Sunday Meetin' Shoes

     5. How did you personally prepare for the hike?
I went on a few small test hikes around my home to see what gear I was not using every day. I parted ways with a lot of gear and ended up buying a new pack, new shoes, new sleeping bag and a hammok instead of a tent (later I used a tent to avoid mosquitoes). I was already physically fit.

     6. What aspect of doing the thru-hike was the most challenging, and why?
I didn't ever want the trail to end so getting off the trail was mentally the hardest part. Because people back home didn't have the experience that I had they couldn't relate to what I had gone through so that was hard for a while to adapt. Also when I got home I realized how noisy and colorful things are, especially in public places. 

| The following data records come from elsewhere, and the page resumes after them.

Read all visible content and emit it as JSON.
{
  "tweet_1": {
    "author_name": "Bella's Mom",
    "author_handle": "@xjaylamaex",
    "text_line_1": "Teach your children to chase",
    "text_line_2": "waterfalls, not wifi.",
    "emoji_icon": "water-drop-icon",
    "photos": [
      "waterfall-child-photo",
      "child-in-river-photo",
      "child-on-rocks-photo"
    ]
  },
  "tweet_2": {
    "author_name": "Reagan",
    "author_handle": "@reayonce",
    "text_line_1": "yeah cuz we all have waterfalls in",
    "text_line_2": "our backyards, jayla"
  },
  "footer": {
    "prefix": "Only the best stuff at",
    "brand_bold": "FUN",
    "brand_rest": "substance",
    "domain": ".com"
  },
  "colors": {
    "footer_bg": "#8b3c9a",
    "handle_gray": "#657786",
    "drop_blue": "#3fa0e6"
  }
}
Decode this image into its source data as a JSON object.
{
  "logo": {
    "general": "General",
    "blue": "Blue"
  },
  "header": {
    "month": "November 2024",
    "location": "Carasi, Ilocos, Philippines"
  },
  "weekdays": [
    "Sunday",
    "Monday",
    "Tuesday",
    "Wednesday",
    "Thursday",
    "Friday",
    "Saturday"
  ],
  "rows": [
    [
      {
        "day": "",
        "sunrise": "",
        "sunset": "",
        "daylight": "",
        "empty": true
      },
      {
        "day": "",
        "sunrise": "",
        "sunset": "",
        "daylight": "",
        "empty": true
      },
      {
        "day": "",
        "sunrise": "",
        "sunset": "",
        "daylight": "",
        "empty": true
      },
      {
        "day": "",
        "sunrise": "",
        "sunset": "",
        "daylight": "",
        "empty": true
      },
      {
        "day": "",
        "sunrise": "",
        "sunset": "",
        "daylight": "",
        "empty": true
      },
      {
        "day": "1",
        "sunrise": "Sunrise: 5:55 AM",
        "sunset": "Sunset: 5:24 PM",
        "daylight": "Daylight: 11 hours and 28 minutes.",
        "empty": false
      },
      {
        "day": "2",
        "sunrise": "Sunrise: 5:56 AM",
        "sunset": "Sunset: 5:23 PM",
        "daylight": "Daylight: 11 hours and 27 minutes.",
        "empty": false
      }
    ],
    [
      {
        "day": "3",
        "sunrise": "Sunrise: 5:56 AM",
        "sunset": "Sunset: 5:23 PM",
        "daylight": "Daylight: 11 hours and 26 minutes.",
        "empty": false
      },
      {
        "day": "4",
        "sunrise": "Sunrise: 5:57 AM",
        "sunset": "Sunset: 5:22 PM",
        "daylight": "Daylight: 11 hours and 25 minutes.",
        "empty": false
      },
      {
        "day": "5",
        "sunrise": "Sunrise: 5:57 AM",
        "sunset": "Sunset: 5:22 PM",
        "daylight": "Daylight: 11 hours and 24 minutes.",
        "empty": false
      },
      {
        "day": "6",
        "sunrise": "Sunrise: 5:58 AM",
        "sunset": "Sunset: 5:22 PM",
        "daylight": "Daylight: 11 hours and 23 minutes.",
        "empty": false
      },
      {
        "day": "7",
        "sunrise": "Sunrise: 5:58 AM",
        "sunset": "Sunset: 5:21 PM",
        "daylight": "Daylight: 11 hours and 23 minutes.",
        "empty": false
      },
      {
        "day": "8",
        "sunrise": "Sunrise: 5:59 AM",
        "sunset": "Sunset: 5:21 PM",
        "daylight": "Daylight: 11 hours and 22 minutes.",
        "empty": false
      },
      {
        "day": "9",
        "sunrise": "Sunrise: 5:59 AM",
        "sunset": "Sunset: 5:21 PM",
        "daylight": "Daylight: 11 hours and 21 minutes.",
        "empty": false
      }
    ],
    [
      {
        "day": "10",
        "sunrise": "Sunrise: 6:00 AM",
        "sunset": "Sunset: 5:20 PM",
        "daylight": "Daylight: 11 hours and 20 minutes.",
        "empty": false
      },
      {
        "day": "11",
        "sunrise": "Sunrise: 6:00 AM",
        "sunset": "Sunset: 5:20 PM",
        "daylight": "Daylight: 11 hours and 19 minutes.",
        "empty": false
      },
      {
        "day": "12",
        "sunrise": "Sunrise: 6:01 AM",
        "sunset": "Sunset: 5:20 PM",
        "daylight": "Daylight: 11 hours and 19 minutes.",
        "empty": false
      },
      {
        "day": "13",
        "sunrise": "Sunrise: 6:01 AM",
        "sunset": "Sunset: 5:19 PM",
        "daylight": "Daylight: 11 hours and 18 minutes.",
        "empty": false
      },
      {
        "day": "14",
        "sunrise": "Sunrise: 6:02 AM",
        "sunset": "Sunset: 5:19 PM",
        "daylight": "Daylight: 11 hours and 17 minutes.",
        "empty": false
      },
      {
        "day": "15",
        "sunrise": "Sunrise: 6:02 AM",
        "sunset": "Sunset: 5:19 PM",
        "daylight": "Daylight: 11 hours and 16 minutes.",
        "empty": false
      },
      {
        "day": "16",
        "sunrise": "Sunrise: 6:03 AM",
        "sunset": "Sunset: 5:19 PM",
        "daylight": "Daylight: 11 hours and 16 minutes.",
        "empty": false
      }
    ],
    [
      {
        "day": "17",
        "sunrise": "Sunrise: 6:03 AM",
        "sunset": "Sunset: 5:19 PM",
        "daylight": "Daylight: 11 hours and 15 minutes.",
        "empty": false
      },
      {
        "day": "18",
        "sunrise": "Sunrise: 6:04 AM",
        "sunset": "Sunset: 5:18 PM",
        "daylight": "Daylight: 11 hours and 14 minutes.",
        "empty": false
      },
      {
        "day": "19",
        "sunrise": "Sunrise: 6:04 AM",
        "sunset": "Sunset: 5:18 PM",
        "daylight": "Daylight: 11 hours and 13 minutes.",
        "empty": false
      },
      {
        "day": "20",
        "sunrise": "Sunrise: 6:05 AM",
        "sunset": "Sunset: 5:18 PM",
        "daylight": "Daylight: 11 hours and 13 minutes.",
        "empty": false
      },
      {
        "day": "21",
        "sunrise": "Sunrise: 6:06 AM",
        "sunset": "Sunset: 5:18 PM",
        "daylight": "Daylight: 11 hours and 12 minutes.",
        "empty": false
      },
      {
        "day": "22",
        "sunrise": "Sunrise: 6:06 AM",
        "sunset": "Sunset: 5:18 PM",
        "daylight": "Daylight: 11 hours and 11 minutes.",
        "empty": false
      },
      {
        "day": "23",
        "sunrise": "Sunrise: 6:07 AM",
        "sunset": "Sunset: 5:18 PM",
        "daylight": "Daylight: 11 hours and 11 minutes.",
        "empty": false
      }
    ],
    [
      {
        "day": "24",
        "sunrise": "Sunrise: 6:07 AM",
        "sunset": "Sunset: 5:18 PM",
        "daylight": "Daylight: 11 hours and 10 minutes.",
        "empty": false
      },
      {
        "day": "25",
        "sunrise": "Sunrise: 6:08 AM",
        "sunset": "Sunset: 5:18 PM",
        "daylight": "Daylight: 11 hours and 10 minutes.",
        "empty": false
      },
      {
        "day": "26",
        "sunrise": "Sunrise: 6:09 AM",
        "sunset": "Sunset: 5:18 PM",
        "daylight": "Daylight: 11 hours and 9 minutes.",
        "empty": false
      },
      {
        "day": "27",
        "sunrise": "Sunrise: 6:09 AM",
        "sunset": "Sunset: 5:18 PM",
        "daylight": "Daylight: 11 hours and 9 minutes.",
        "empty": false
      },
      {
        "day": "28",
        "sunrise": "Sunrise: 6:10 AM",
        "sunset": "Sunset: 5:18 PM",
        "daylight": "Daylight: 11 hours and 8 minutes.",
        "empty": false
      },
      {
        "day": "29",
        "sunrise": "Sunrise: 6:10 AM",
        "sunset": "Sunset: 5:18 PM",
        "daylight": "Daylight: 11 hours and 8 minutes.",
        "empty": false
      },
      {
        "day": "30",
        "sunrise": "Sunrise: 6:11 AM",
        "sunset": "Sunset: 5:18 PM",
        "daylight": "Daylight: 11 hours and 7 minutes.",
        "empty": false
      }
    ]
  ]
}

     7. Was there a certain portion of the Appalachian Trail that was particularly harder than other parts?  What made it harder?
Maine was my favorite section of the trail because it was the hardest to complete. There was a lot of flooding when I hiked through Maine so my feet where blistered up and the river crossings where dangerous. Also in Tennessee huricane Sandy had hit so I was walking through knee to waiste deep snow and my water kept freezing.

Roan Mtn. TE

     8. When would you say is the best time of the year to begin hiking it?
If you are going south I would say May. If you are going north I would say February-March whenever the weather is warm enough. 

     9. Would you recommend hiking it solo or with a partner?
Solo is better because you are not relying on another persons schedule. You will want to go into towns that others will not and vis versa. 

     10. What kinds of foods are the best to pack?
I did not pack like other hikers packed (I had no stove to save weight), but I found a staple food that works for me that I wouldn't get tired of eating. That was peanut butter and jelly with real bread and not flat bread like other hikers would use. Some other good choices are trail mix, roman noodles, instant mashed potatoes and oat meal. It is also good to carry snickers, nutri grain bars and other good snacks. Nutella on everything is also a very great treat. On the trail there is a lot of time to think about food!!!

     11. If you had to give advice to a future thru-hiker, what would you tell them?
Having good shoes and socks is so important because your feet keep you going. If you have a large pack you will fill it up with things that you don't need. Also take the time to enjoy where you are because when it is over you'll want to keep going. 

                                                                                                                                               

Down the Trail
May 19-21//Trail Days Festival (Damascus VA)
May 27// First Program of the Year!!! Presentation on how the AT came to PA by Tom Johnson.
June 3// AT Museum Hiker Festival